■ Exercise prompt ■
Each line holding the word "Sewer" must appear in the answer, copied from the entries.

......

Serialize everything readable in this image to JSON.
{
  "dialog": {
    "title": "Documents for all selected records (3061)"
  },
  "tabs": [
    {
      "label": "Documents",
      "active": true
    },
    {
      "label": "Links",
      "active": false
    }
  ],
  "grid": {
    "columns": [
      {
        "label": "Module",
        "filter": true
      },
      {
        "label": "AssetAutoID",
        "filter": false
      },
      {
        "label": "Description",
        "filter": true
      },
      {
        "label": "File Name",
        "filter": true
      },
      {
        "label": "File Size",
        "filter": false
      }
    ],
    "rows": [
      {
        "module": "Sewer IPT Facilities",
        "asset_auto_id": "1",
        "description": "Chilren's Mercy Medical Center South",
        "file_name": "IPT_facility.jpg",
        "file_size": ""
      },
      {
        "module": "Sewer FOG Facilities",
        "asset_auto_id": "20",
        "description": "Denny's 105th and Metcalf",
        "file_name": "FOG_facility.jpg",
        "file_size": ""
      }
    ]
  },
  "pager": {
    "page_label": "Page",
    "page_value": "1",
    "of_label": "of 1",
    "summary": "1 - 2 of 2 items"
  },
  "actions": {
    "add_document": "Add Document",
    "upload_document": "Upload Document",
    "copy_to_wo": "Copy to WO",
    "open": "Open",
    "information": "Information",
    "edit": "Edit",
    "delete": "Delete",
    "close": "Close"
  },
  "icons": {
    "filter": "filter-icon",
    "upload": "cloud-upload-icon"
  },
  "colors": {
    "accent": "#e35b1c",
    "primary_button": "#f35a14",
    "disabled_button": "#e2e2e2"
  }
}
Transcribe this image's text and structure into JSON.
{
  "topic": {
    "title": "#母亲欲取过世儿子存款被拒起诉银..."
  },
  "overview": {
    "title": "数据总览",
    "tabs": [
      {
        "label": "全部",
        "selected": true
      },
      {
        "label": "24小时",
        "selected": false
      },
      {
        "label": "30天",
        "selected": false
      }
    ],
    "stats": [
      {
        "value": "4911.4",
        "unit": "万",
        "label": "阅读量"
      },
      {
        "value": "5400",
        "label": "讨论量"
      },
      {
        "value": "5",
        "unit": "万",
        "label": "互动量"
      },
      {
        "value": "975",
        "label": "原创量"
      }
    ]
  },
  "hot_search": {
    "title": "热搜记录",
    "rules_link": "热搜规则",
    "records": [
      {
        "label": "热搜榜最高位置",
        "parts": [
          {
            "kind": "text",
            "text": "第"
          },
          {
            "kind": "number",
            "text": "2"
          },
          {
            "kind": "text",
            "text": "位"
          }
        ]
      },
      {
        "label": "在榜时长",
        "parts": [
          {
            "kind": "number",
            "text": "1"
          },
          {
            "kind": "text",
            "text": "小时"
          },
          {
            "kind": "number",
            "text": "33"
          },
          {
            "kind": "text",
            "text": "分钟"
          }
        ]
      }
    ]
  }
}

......

■ Reply to the exercise ■
        "module": "Sewer IPT Facilities",
        "module": "Sewer FOG Facilities",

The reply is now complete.